*** Block opens ***

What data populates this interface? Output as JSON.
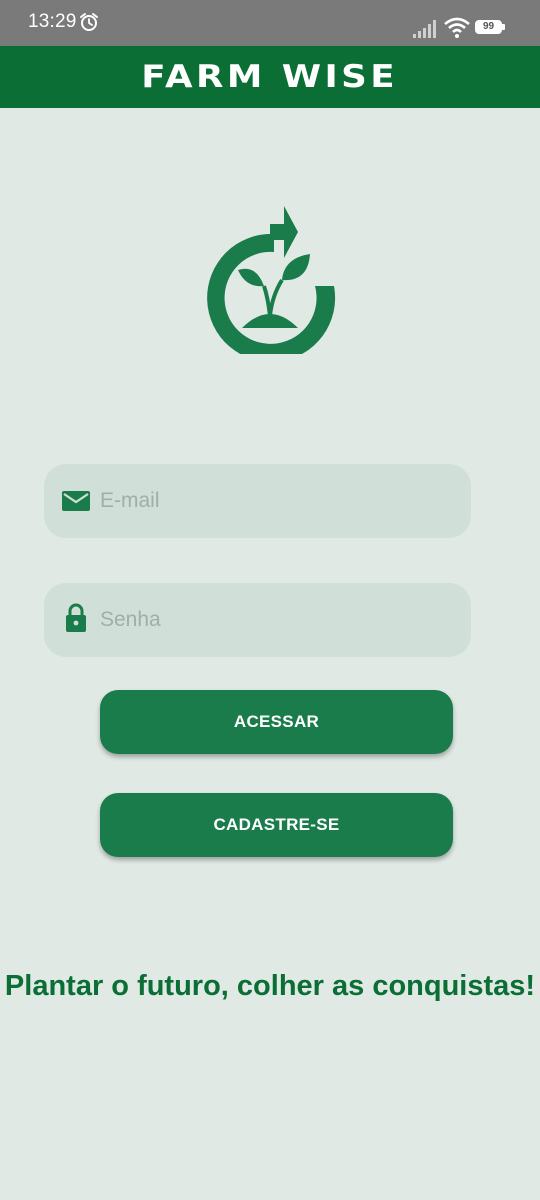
{
  "status_bar": {
    "time": "13:29",
    "battery_level": "99",
    "icons": [
      "alarm-icon",
      "signal-icon",
      "wifi-icon",
      "battery-icon"
    ]
  },
  "header": {
    "title": "FARM WISE"
  },
  "logo": {
    "icon": "sprout-cycle-icon"
  },
  "form": {
    "email": {
      "placeholder": "E-mail",
      "value": "",
      "icon": "mail-icon"
    },
    "password": {
      "placeholder": "Senha",
      "value": "",
      "icon": "lock-icon"
    },
    "access_button": "ACESSAR",
    "register_button": "CADASTRE-SE"
  },
  "slogan": "Plantar o futuro, colher as conquistas!",
  "colors": {
    "brand_green": "#0a6e35",
    "button_green": "#1b7c4b",
    "background": "#e0e9e4",
    "field_background": "#d0dfd8",
    "status_bar": "#7a7a7a"
  }
}
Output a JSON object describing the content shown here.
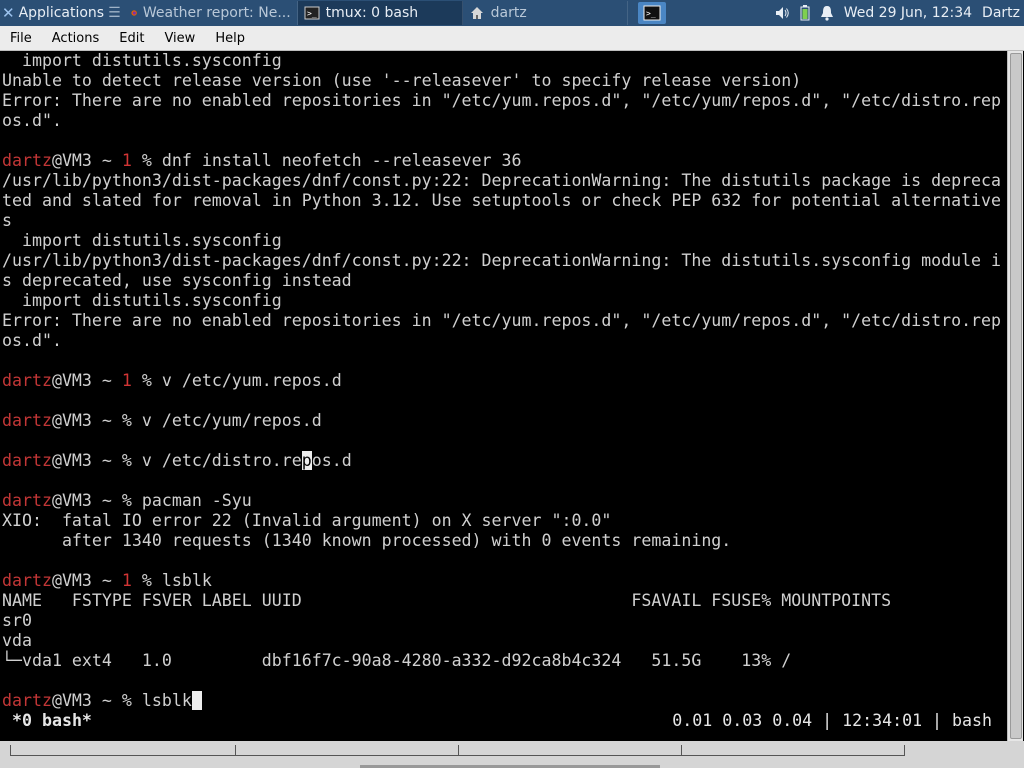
{
  "panel": {
    "applications_label": "Applications",
    "tasks": [
      {
        "label": "Weather report: Ne...",
        "icon": "firefox-icon"
      },
      {
        "label": "tmux: 0 bash",
        "icon": "terminal-icon"
      },
      {
        "label": "dartz",
        "icon": "home-folder-icon"
      }
    ],
    "clock": "Wed 29 Jun, 12:34",
    "user": "Dartz"
  },
  "menubar": {
    "file": "File",
    "actions": "Actions",
    "edit": "Edit",
    "view": "View",
    "help": "Help"
  },
  "terminal": {
    "lines": [
      "  import distutils.sysconfig",
      "Unable to detect release version (use '--releasever' to specify release version)",
      "Error: There are no enabled repositories in \"/etc/yum.repos.d\", \"/etc/yum/repos.d\", \"/etc/distro.rep",
      "os.d\".",
      "",
      {
        "user": "dartz",
        "host": "@VM3 ~ ",
        "status": "1",
        "cmd": "% dnf install neofetch --releasever 36"
      },
      "/usr/lib/python3/dist-packages/dnf/const.py:22: DeprecationWarning: The distutils package is depreca",
      "ted and slated for removal in Python 3.12. Use setuptools or check PEP 632 for potential alternative",
      "s",
      "  import distutils.sysconfig",
      "/usr/lib/python3/dist-packages/dnf/const.py:22: DeprecationWarning: The distutils.sysconfig module i",
      "s deprecated, use sysconfig instead",
      "  import distutils.sysconfig",
      "Error: There are no enabled repositories in \"/etc/yum.repos.d\", \"/etc/yum/repos.d\", \"/etc/distro.rep",
      "os.d\".",
      "",
      {
        "user": "dartz",
        "host": "@VM3 ~ ",
        "status": "1",
        "cmd": "% v /etc/yum.repos.d"
      },
      "",
      {
        "user": "dartz",
        "host": "@VM3 ~ ",
        "status": "",
        "cmd": "% v /etc/yum/repos.d"
      },
      "",
      {
        "user": "dartz",
        "host": "@VM3 ~ ",
        "status": "",
        "cmd": "% v /etc/distro.re",
        "cursor": "p",
        "after": "os.d"
      },
      "",
      {
        "user": "dartz",
        "host": "@VM3 ~ ",
        "status": "",
        "cmd": "% pacman -Syu"
      },
      "XIO:  fatal IO error 22 (Invalid argument) on X server \":0.0\"",
      "      after 1340 requests (1340 known processed) with 0 events remaining.",
      "",
      {
        "user": "dartz",
        "host": "@VM3 ~ ",
        "status": "1",
        "cmd": "% lsblk"
      },
      "NAME   FSTYPE FSVER LABEL UUID                                 FSAVAIL FSUSE% MOUNTPOINTS",
      "sr0",
      "vda",
      "└─vda1 ext4   1.0         dbf16f7c-90a8-4280-a332-d92ca8b4c324   51.5G    13% /",
      "",
      {
        "user": "dartz",
        "host": "@VM3 ~ ",
        "status": "",
        "cmd": "% lsblk",
        "cursor": " "
      }
    ]
  },
  "tmux_status": {
    "window": " *0 bash*",
    "right": "0.01 0.03 0.04 | 12:34:01 | bash"
  }
}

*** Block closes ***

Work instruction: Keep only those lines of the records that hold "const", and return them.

Solution for this task:
      "/usr/lib/python3/dist-packages/dnf/const.py:22: DeprecationWarning: The distutils package is depreca",
      "/usr/lib/python3/dist-packages/dnf/const.py:22: DeprecationWarning: The distutils.sysconfig module i",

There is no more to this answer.